▶ EXERCISE DIRECTIONS
Report each line of the data that contains the string "this".

━━━━━━━━━━━━━━━━━━━━

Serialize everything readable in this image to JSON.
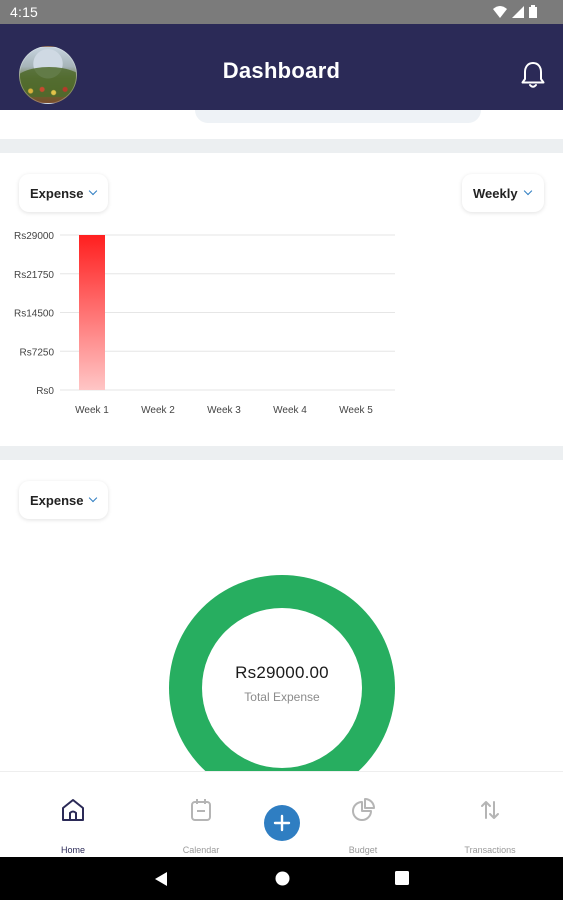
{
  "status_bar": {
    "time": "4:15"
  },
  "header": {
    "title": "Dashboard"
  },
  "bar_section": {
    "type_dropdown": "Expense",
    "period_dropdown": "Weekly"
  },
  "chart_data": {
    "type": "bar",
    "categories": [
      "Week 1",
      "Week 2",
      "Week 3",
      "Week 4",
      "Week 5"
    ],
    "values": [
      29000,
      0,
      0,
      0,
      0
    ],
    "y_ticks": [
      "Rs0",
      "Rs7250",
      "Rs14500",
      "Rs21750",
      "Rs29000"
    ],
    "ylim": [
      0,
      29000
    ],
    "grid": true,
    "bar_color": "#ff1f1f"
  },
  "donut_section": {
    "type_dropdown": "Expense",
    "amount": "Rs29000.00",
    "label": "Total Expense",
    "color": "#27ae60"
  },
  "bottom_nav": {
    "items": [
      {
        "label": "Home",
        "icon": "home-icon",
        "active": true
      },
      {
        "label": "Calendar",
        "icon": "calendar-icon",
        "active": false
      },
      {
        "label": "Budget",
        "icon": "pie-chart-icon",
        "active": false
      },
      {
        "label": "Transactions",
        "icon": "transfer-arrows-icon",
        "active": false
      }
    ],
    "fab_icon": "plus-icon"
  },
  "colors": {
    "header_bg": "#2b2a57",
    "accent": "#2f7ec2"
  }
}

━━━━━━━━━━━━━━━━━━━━

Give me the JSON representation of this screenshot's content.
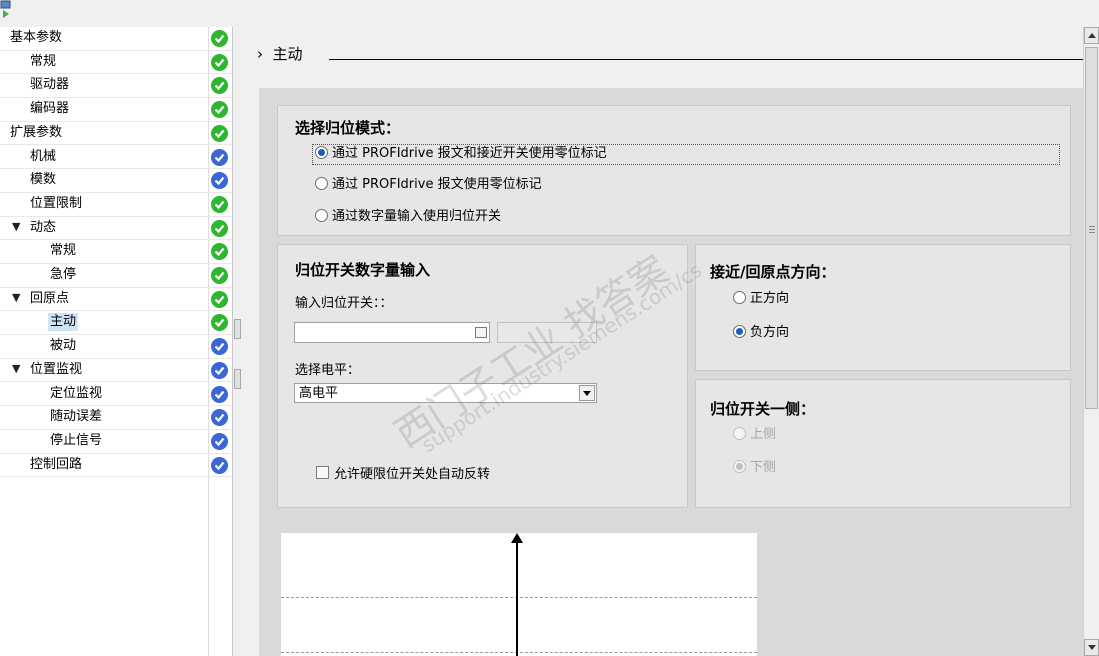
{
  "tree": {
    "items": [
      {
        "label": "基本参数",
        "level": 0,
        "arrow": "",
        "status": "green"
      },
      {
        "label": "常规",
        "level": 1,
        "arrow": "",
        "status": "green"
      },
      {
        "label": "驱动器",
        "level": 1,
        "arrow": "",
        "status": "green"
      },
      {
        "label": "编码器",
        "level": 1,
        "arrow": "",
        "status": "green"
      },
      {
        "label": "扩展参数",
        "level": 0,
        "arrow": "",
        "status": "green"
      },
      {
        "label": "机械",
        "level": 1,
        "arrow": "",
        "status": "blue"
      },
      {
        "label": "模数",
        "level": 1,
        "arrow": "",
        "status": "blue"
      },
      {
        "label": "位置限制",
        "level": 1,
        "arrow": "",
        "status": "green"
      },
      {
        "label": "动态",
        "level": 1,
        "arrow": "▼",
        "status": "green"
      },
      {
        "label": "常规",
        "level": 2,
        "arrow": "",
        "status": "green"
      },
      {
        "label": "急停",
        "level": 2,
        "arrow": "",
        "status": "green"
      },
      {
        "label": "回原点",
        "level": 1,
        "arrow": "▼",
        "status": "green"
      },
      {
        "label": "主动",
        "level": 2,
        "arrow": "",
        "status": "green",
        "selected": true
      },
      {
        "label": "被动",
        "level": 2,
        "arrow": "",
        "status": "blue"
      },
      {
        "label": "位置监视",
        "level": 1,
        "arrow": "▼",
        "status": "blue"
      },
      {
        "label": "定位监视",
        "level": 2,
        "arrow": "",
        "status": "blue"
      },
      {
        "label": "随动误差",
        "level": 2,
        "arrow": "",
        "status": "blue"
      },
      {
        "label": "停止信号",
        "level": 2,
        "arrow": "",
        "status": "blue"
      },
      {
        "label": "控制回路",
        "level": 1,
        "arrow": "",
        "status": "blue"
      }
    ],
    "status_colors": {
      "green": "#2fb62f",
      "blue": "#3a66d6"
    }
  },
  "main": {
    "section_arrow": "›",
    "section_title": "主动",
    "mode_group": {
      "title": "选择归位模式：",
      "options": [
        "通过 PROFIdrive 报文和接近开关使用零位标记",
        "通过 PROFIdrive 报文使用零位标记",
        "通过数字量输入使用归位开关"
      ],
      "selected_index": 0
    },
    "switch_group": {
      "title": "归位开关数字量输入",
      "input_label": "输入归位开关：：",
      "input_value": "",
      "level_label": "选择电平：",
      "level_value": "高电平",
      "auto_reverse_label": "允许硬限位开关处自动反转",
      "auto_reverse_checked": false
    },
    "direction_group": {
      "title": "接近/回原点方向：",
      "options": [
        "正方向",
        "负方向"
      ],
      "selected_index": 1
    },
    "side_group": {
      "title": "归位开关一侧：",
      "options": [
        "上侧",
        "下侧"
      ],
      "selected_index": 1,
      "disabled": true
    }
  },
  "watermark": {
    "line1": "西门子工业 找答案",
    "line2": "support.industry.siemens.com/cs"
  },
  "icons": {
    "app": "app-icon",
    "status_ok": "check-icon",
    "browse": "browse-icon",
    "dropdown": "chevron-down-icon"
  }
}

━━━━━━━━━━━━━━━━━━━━

▶ TASK RESPONSE
Serialize everything readable in this image to JSON.
Give me the JSON representation of this screenshot's content.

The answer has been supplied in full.